In London Bell visited a number of medical luminaries but initially struggled to attract both students and patients. In 1805 he tried to establish his own anatomy school in Leicester Street. His fortunes improved when he married Marion Shaw in June 1811 and was able to use the dowry he received to buy a share in the Hunterian School of Medicine on Great Windmill Street from James Wilson. In 1814 he became a member of the Royal College of Surgeons of London and was also appointed as a surgeon to the Middlesex Hospital. Following the death of James Wilson in 1821 Bell began teaching at Great Windmill Street alongside his brother-in-law John Shaw, where they attracted artists as well as medical students.

Bell taught a number of army and naval surgeons and he himself tended to troops during the Napoleonic wars, firstly in 1809 at Portsmouth in the aftermath of the battle of Corunna and also in 1815 at Brussels in the aftermath of the battle of Waterloo. During his career Bell was known for his extensive investigations and research surrounding the brain and the nervous system in addition to his commitment to improving the practice of surgery.

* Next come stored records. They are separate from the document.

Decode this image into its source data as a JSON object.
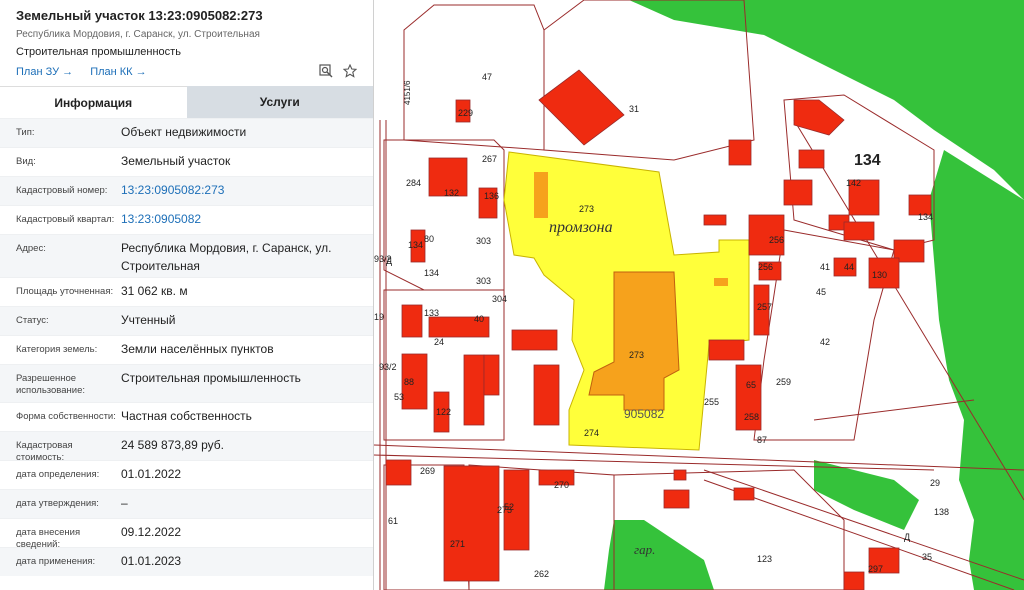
{
  "panel": {
    "title": "Земельный участок 13:23:0905082:273",
    "address_short": "Республика Мордовия, г. Саранск, ул. Строительная",
    "purpose": "Строительная промышленность",
    "plan_zu": "План ЗУ →",
    "plan_kk": "План КК →",
    "icons": {
      "search": "search-icon",
      "favorite": "star-icon"
    },
    "tabs": [
      {
        "label": "Информация",
        "active": true
      },
      {
        "label": "Услуги",
        "active": false
      }
    ],
    "rows": [
      {
        "label": "Тип:",
        "value": "Объект недвижимости",
        "link": false
      },
      {
        "label": "Вид:",
        "value": "Земельный участок",
        "link": false
      },
      {
        "label": "Кадастровый номер:",
        "value": "13:23:0905082:273",
        "link": true
      },
      {
        "label": "Кадастровый квартал:",
        "value": "13:23:0905082",
        "link": true
      },
      {
        "label": "Адрес:",
        "value": "Республика Мордовия, г. Саранск, ул. Строительная",
        "link": false
      },
      {
        "label": "Площадь уточненная:",
        "value": "31 062 кв. м",
        "link": false
      },
      {
        "label": "Статус:",
        "value": "Учтенный",
        "link": false
      },
      {
        "label": "Категория земель:",
        "value": "Земли населённых пунктов",
        "link": false
      },
      {
        "label": "Разрешенное использование:",
        "value": "Строительная промышленность",
        "link": false
      },
      {
        "label": "Форма собственности:",
        "value": "Частная собственность",
        "link": false
      },
      {
        "label": "Кадастровая стоимость:",
        "value": "24 589 873,89 руб.",
        "link": false
      },
      {
        "label": "дата определения:",
        "value": "01.01.2022",
        "link": false
      },
      {
        "label": "дата утверждения:",
        "value": "–",
        "link": false
      },
      {
        "label": "дата внесения сведений:",
        "value": "09.12.2022",
        "link": false
      },
      {
        "label": "дата применения:",
        "value": "01.01.2023",
        "link": false
      }
    ]
  },
  "map": {
    "colors": {
      "green": "#35c23b",
      "building": "#ef2b10",
      "yellow": "#ffff3a",
      "orange": "#f6a21c",
      "line": "#9a2b2b"
    },
    "zone_label": "промзона",
    "garage_label": "гар.",
    "block_label": "905082",
    "big_number": "134",
    "street_label": "4151/6",
    "labels": [
      "47",
      "31",
      "229",
      "267",
      "284",
      "132",
      "136",
      "273",
      "303",
      "134",
      "80",
      "134",
      "303",
      "304",
      "40",
      "133",
      "24",
      "88",
      "53",
      "122",
      "273",
      "274",
      "255",
      "256",
      "256",
      "41",
      "44",
      "45",
      "42",
      "257",
      "259",
      "65",
      "258",
      "87",
      "142",
      "134",
      "130",
      "269",
      "61",
      "271",
      "275",
      "52",
      "270",
      "262",
      "123",
      "297",
      "29",
      "138",
      "35",
      "19",
      "93/2",
      "93/2",
      "Д",
      "Д",
      "А"
    ]
  }
}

Bell had sold his own school and anatomical collection in 1825 and went on to be instrumental in the establishment of the London University and its medical school and in 1827 was appointed professor of anatomy, surgery, and physiology. The medical department's early days were not without difficulties and with the departure of senior teaching staff Bell also agreed to serve as professor of physiology and clinical surgery as well as lecturing on surgery. In 1830, as tensions grew, Bell gave up his chairs of surgery and clinical surgery and was also relieved of his duties of the teaching of physiology by the university council. Throughout this time Bell continued to give clinical lectures at the Middlesex Hospital and following the rift with the London University, sought along with other members of staff to establish a medical school at the hospital. They were successful and Bell began teaching surgery and anatomy there in October 1835.

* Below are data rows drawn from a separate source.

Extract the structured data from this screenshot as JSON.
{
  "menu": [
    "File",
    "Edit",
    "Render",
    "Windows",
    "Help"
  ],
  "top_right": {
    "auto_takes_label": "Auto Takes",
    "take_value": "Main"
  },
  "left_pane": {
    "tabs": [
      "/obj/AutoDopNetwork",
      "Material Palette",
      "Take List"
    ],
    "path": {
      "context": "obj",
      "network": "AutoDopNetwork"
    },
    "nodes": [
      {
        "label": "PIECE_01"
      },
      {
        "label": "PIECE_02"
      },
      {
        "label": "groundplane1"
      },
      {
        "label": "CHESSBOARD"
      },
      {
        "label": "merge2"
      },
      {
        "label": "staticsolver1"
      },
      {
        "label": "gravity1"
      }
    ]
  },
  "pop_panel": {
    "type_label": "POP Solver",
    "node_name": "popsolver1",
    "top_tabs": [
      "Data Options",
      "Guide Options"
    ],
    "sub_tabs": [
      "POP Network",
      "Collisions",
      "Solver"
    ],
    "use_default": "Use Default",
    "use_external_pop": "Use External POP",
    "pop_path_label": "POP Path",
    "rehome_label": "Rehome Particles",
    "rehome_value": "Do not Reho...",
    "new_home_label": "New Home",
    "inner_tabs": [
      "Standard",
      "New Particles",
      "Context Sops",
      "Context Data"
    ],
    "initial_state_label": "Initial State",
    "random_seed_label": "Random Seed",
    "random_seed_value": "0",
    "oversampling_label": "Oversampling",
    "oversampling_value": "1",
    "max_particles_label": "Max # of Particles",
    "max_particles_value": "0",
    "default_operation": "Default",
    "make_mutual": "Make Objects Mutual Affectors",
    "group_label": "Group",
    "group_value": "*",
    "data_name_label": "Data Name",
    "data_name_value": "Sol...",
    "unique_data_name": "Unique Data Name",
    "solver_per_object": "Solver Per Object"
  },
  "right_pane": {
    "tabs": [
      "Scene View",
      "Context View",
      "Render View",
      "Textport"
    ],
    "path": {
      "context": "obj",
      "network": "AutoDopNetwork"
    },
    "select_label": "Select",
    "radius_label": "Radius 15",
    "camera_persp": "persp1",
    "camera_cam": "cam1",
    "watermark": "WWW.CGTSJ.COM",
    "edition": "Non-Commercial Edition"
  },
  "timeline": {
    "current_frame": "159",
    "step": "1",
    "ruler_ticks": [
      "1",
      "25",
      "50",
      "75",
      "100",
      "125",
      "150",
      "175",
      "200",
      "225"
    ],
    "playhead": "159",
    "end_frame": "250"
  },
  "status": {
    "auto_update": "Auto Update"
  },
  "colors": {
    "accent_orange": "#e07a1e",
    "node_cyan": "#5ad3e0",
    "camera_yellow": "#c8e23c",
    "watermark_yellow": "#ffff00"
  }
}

Only a few months later Bell was offered the now vacant position of professor of surgery at Edinburgh University and accepted the post, returning to Edinburgh in August 1836. Both his private practice and his teaching work were to prove somewhat disappointing to him but he remained in Edinburgh for the rest of his career. Bell died on 28 April 1842 as a result of heart disease during a visit to Worcester. He had been knighted in 1831 by William IV.

His publications included Systems of Dissections (1798), The Anatomy of the Brain, Explained in a Series of Engravings (1802), Anatomy of Expression (1806), Idea of a New Anatomy of the Brain (1811), A Dissertation on Gun-Shot Wounds (1814), An Exposition of the Natural System of the Nerves of the Human Body (1824), and Animal Mechanics (1838).


J van Gijn, 'Charles Bell (1774-1842)', Journal of Neurology, 2011, 258(6), pp.1189-1190. L.S. Jacyna, 'Bell, Sir Charles (1774-1842)', Oxford Dictionary of National Biography, Oxford University Press, 2004 [http://www.oxforddnb.com/view/article/1999, accessed 30 June 2016].